Clothing – everyone derived their own formula for the best option, and I did have a dry suit, but I found that I sweated so much inside it that I ended up just as damp as I did in my foullies, and also I found it easier to layer under them – and had more pockets for the ancillaries such as gloves, headlamp, water bottle etc.
Water finds it way in anywhere it can, so it really helps to rigorously check all the vents and Velcro’s, it’s so easy to forget one, and suffer the consequences for the ensuing hours!
Speaking of hydration, the effects are the same whether working or sleeping, but perhaps an even greater challenge when on watch, as then there is more gear to get off… remember this is the man complaining!

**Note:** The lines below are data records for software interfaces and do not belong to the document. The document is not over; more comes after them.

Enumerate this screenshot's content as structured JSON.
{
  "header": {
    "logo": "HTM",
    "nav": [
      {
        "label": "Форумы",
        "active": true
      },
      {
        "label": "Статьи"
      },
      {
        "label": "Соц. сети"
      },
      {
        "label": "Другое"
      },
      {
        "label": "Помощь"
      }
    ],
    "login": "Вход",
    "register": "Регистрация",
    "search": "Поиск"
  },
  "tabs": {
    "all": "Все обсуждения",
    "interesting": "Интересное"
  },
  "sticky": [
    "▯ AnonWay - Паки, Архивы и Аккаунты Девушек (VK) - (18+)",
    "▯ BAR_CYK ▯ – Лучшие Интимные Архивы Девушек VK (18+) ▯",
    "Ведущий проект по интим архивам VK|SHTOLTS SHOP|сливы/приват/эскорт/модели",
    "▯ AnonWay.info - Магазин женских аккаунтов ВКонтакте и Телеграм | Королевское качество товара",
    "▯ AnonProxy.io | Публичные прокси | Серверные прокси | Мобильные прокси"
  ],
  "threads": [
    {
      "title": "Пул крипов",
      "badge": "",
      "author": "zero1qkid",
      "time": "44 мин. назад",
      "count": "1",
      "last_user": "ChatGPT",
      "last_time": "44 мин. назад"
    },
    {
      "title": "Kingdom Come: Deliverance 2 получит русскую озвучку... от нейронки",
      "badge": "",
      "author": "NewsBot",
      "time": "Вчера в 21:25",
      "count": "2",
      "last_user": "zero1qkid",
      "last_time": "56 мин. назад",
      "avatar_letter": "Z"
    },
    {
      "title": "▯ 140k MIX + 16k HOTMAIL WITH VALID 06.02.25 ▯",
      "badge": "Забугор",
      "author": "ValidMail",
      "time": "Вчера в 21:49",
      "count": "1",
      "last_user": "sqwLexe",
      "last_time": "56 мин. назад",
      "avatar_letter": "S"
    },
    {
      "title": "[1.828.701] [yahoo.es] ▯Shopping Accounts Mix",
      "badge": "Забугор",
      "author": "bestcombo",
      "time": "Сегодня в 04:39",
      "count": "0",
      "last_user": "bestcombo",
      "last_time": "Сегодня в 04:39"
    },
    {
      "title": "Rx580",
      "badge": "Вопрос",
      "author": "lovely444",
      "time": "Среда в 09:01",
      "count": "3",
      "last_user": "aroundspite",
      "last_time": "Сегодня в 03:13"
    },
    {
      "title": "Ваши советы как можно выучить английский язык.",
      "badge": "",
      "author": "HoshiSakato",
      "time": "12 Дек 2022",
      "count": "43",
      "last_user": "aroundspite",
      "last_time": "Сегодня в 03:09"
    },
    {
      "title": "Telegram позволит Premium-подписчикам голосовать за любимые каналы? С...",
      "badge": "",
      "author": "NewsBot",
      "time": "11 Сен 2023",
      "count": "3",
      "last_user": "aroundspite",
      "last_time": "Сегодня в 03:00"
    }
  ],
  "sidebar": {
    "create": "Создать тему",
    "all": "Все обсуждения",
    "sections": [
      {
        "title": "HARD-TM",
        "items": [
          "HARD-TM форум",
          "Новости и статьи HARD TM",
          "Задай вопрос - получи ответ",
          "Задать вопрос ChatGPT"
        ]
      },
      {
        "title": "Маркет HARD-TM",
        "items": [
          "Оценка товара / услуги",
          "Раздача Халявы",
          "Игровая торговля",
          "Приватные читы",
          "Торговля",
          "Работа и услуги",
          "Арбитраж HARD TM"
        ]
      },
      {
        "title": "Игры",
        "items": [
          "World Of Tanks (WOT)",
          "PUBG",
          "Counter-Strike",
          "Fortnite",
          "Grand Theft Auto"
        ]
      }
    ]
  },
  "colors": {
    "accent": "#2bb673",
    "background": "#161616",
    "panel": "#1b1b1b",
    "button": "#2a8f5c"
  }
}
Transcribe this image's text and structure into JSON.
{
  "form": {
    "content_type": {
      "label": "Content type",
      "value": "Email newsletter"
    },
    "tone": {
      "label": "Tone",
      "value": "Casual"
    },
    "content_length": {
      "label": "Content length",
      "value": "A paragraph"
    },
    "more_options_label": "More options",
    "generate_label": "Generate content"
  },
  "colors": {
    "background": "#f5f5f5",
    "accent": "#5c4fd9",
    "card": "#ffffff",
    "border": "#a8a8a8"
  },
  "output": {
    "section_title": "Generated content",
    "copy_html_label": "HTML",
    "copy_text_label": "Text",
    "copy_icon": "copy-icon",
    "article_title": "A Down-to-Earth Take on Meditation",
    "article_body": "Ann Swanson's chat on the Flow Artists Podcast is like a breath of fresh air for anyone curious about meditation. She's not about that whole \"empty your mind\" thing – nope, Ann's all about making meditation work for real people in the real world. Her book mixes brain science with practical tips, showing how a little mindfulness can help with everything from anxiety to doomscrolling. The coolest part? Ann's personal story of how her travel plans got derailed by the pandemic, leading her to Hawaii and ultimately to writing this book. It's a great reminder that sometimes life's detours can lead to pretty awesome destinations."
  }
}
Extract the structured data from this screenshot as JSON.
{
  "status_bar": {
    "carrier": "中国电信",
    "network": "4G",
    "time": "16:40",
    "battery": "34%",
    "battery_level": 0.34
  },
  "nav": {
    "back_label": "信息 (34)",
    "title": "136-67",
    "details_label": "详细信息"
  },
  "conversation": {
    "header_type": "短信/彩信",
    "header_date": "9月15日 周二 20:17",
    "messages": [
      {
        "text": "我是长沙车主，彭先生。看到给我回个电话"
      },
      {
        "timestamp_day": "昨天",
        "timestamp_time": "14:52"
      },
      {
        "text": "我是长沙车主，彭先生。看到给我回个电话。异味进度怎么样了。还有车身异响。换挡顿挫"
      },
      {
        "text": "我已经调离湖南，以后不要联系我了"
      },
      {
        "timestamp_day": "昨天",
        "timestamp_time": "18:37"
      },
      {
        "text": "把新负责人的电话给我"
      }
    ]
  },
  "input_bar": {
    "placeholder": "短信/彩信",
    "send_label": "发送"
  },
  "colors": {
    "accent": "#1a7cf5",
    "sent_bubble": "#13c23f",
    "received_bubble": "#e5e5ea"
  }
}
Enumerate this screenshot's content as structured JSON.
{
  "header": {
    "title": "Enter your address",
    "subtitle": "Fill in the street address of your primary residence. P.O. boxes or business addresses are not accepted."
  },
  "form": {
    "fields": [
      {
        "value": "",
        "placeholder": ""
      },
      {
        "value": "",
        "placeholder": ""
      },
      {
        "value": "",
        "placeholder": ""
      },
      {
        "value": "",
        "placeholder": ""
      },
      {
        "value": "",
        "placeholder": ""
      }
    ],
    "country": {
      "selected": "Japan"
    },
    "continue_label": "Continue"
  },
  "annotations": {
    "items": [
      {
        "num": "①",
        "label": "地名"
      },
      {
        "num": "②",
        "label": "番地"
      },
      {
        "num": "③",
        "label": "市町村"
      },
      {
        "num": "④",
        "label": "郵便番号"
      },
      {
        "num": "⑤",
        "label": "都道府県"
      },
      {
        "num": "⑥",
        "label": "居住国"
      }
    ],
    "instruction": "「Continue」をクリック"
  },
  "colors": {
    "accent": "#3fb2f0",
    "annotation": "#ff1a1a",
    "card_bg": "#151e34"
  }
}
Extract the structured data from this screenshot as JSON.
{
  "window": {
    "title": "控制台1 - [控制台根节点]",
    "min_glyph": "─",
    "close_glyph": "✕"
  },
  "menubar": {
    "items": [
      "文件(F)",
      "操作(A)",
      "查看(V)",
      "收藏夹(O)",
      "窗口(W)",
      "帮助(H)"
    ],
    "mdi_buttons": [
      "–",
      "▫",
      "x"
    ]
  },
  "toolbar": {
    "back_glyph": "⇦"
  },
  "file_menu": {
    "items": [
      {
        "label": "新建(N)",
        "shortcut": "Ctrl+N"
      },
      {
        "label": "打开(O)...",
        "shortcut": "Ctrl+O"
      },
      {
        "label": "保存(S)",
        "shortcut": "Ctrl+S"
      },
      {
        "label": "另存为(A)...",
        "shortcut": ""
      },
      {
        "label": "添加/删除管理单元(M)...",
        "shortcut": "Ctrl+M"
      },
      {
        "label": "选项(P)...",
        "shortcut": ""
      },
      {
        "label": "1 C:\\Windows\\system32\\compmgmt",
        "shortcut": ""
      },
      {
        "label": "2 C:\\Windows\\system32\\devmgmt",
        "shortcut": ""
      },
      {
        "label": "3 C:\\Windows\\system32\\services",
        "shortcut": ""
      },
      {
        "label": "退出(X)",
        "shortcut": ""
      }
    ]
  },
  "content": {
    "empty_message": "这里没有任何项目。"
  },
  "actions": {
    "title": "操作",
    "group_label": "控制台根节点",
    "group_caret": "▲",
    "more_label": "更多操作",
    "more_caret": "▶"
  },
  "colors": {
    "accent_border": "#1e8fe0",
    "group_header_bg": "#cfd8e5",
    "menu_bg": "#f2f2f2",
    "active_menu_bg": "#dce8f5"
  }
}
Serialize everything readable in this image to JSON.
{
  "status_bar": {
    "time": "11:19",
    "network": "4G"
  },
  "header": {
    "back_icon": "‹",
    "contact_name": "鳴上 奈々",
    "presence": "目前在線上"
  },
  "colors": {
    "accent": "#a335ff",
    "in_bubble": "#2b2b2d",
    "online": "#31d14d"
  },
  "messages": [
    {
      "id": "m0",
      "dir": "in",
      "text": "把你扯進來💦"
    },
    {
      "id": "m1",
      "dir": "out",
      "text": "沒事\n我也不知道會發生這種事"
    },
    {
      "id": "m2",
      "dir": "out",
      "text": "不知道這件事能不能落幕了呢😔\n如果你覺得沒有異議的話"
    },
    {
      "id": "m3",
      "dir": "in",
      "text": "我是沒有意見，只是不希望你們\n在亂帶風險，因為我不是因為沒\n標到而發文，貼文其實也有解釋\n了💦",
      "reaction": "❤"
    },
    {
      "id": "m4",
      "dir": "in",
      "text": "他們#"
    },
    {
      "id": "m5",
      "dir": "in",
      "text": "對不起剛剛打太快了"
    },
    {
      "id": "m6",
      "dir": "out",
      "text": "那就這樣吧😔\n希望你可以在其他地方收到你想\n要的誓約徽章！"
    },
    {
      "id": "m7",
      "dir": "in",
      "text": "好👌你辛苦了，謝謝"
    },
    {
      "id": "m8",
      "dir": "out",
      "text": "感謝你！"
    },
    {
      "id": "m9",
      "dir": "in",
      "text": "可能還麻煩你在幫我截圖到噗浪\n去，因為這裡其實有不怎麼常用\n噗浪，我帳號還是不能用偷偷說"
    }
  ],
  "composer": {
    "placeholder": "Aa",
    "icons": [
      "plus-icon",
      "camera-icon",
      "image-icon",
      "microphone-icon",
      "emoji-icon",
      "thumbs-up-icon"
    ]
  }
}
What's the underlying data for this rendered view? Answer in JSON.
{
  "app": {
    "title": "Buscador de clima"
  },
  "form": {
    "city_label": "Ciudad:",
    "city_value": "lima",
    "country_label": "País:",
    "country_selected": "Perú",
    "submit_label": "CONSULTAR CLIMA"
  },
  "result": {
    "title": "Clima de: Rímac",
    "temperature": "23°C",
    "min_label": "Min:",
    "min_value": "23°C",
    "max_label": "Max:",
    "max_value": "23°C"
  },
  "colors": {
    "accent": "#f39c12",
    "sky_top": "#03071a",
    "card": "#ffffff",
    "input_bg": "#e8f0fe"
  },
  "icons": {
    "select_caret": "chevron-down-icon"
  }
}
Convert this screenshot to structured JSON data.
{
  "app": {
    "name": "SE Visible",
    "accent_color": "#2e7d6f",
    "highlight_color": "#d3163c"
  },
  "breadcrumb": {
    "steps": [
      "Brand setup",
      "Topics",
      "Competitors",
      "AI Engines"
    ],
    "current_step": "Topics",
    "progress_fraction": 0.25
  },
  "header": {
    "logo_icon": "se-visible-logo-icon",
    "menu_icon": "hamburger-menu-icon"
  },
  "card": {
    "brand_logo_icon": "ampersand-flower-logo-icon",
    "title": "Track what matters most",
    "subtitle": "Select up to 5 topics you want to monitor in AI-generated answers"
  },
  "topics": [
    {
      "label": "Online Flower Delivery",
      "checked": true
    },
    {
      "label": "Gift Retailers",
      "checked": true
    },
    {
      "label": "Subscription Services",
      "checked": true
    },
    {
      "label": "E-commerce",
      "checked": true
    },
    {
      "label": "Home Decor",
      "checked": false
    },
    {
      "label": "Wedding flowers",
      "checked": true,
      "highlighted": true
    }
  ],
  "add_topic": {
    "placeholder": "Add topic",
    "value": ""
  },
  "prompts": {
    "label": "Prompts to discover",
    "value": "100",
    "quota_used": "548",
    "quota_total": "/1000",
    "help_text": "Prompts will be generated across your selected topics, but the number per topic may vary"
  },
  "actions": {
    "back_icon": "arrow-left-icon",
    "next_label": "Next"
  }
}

Food – Well one quickly realises that the Victualler should be one’s best friend because of the care and attention they put into the shopping, and then the division into the day bags is all important.
There is a rotation system for all the chores to be done below decks such as engineering, bilges, cleaning and navigating, but most importantly as “mother“, a generic name for chef, or should I say cook. Here one meets another mother from the opposite watch, so the two of you work a 24 hour period to try to produce culinary delights for 22 cold and hungry people, exactly on time, on five small burners on the pitching gimballed stove and a small oven.
Then, let’s not forget the mighty and almost continuous task of washing up, quite often in cold salt water. The boat starts each leg stuffed to the gills with supplies and fresh fruit, (apples and oranges) which lasted remarkably well. The rest is largely packets and cans, and fresh Bread is baked daily where possible. One quickly realises that the ample supply of snacks, chocolate and other goodies readily available on the training legs does not materialise on the race – there isn’t the space, and sometimes not the budget!
Well that’s all for now … you can email me questions and comments.